▶ **BRIEF**:
In the entries below, find the line containing "What's the underlying". Copy it and all lines after it, exactly, through the end.
***** DATASET RECORDS
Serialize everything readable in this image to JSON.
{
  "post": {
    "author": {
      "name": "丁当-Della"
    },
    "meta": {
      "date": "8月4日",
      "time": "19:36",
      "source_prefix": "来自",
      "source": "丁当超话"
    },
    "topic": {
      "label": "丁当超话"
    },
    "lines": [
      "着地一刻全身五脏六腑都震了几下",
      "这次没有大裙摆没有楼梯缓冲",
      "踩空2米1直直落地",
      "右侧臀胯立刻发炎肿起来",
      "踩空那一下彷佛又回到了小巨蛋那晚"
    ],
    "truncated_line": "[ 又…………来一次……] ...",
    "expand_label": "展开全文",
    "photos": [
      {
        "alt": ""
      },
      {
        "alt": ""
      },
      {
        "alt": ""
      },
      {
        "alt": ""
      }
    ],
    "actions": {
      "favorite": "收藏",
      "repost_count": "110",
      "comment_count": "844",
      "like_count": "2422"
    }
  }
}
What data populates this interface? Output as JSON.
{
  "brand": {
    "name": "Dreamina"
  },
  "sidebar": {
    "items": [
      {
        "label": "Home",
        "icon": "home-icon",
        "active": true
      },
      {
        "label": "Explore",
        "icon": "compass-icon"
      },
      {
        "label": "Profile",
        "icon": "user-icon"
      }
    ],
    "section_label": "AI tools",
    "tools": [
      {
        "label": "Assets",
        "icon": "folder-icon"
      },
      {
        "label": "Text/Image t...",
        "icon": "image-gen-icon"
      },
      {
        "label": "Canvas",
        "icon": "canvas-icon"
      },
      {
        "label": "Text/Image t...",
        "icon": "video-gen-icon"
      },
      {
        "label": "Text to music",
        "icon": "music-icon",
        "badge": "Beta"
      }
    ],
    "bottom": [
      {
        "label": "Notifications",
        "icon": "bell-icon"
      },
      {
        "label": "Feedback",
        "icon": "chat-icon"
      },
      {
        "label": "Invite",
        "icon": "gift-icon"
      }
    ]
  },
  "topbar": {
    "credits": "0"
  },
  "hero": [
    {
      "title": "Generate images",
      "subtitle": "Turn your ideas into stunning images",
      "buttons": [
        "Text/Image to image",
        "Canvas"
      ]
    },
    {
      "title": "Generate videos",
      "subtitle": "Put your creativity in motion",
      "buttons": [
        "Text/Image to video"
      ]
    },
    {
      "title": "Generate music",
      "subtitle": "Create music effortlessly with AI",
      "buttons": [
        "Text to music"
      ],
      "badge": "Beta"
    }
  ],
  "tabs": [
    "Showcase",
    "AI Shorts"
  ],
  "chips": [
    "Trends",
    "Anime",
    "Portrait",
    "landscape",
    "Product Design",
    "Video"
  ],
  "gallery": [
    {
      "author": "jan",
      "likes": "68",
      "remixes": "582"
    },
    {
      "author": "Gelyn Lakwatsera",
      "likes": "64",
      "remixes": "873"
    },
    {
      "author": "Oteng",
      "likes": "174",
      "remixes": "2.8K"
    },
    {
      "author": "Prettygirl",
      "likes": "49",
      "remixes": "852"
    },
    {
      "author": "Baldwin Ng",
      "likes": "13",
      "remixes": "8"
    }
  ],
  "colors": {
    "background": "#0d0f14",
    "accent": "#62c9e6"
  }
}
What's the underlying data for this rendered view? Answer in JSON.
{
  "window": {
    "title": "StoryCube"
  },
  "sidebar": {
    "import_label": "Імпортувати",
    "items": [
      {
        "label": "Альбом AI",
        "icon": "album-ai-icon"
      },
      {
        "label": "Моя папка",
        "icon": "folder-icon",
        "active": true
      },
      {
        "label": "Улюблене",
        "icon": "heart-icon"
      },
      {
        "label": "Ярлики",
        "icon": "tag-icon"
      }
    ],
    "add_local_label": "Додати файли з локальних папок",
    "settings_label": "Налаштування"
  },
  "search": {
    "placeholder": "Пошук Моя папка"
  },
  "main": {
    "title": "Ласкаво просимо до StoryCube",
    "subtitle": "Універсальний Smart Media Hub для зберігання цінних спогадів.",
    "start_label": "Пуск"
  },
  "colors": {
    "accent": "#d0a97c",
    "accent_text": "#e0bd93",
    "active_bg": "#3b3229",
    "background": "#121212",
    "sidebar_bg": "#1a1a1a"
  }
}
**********
▶ **TASK ANSWER**:
What's the underlying data for this rendered view? Answer in JSON.
{
  "window": {
    "title": "StoryCube"
  },
  "sidebar": {
    "import_label": "Імпортувати",
    "items": [
      {
        "label": "Альбом AI",
        "icon": "album-ai-icon"
      },
      {
        "label": "Моя папка",
        "icon": "folder-icon",
        "active": true
      },
      {
        "label": "Улюблене",
        "icon": "heart-icon"
      },
      {
        "label": "Ярлики",
        "icon": "tag-icon"
      }
    ],
    "add_local_label": "Додати файли з локальних папок",
    "settings_label": "Налаштування"
  },
  "search": {
    "placeholder": "Пошук Моя папка"
  },
  "main": {
    "title": "Ласкаво просимо до StoryCube",
    "subtitle": "Універсальний Smart Media Hub для зберігання цінних спогадів.",
    "start_label": "Пуск"
  },
  "colors": {
    "accent": "#d0a97c",
    "accent_text": "#e0bd93",
    "active_bg": "#3b3229",
    "background": "#121212",
    "sidebar_bg": "#1a1a1a"
  }
}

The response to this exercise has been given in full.